Is everyone in agreement that Tinder kind of blows? We can say that, yeah? Because it seems to be populated entirely by self-described ‘nice guys’ who feel slighted if you aren’t immediately impressed by their college lacrosse pics, or by the fact that they put the word ‘please’ after the word ‘nudes.’
Tudder, though, is still unspoiled and pure. The newly launched dating app already hosts several thousand honest profiles, is promoted with wholesome dad jokes, and doesn’t include a single photo of anyone wearing a fedora or holding a fish. Unfortunately, it’s for cows.
“Tudder is a new swipe-led matchmaking app, helping farm animals across the UK find breeding partners in the quest for moo love,” its description reads. “The app, designed by SellMyLivestock, seeks to unite sheepish farm animals with their soulmates, featuring data profiles of farm animals from 42,000 farms across the UK.”
Yes, farmers can swipe left or right while they select the perfect hookup for their Hereford or Shorthorn, and every right swipe sends the human matchmaker to a livestock-buying website, where they can contact the other farmer to discuss logistics and negotiate a price. The app was designed by Hectare Agritech, which says its mission is to “make farmers lives easier.” (In addition to Tudder and SellMyLivestock, Hectare also runs grain-trading site Graindex, and FarmPay, which is basically PayPal for the corn and cattle set.)
One Welsh farmer said that apps like Tudder and SellMyLivestock have made his own life measurably easier. “Going to market is a nuisance,” Marcus Lampard told Bloomberg. “If I go to an open market with a bull, and then maybe bring it back, it shuts everything down on the farm for at least two weeks.’’
This isn’t the first online platform for ensuring that beef and dairy cattle can find sexual partners.

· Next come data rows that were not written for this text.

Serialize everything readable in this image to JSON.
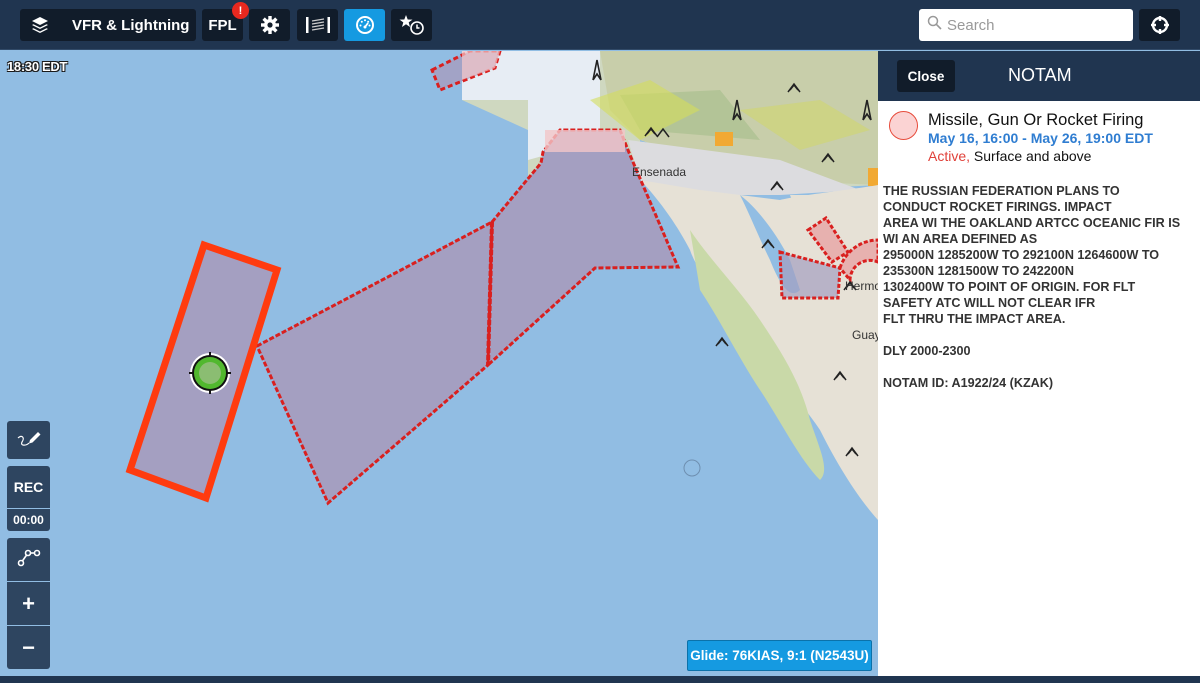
{
  "toolbar": {
    "layer_label": "VFR & Lightning",
    "fpl_label": "FPL",
    "fpl_badge": "!",
    "icons": {
      "layers": "layers-icon",
      "settings": "gear-icon",
      "wind": "wind-icon",
      "instruments": "gauge-icon",
      "favorites": "star-clock-icon",
      "locate": "crosshair-icon"
    },
    "active_button": "instruments",
    "accent_color": "#159ae1"
  },
  "search": {
    "placeholder": "Search",
    "value": ""
  },
  "map": {
    "timestamp": "18:30 EDT",
    "labels": {
      "ensenada": "Ensenada",
      "hermosillo": "Hermo",
      "guaymas": "Guay"
    },
    "airspace_colors": {
      "selected_border": "#ff3b0f",
      "restricted_border": "#d9201f",
      "fill": "#a49fc1"
    }
  },
  "left_controls": {
    "draw_icon": "pencil-icon",
    "rec_label": "REC",
    "rec_time": "00:00",
    "route_icon": "route-icon",
    "zoom_in_label": "+",
    "zoom_out_label": "−"
  },
  "glide": {
    "label": "Glide: 76KIAS, 9:1 (N2543U)"
  },
  "panel": {
    "close_label": "Close",
    "title": "NOTAM",
    "notam": {
      "type": "Missile, Gun Or Rocket Firing",
      "time_range": "May 16, 16:00 - May 26, 19:00 EDT",
      "status": "Active,",
      "altitude": " Surface and above",
      "body_lines": [
        "THE RUSSIAN FEDERATION PLANS TO\nCONDUCT ROCKET FIRINGS. IMPACT\nAREA WI THE OAKLAND ARTCC OCEANIC FIR IS\nWI AN AREA DEFINED AS\n295000N 1285200W TO 292100N 1264600W TO\n235300N 1281500W TO 242200N\n1302400W TO POINT OF ORIGIN. FOR FLT\nSAFETY ATC WILL NOT CLEAR IFR\nFLT THRU THE IMPACT AREA.",
        "DLY 2000-2300",
        "NOTAM ID: A1922/24 (KZAK)"
      ]
    }
  }
}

In 2014, a group of French cow breeding associations launched trouverlebontaureau.com, which translates to “Find the Right Bull.” More than 300 eligible bulls are featured on the site, where interested farmers can select the right sperm donor for their heifers. (Due to France’s dwindling number of cattle farms, the Right Bull’s semen will be collected and shipped to the online matchmaker, who then has the unenviable task of artificially inseminating a 1,000-pound animal).
Back in the UK, Hectare’s CEO has high hopes for the future. “Matching breeding livestock online should be even easier than matching people,” Doug Bairner told Bloomberg. “Sheep breeding is similarly data driven so maybe ‘ewe-Harmony’ should be next.”
OK, yeah, we’re done with Tudder, too.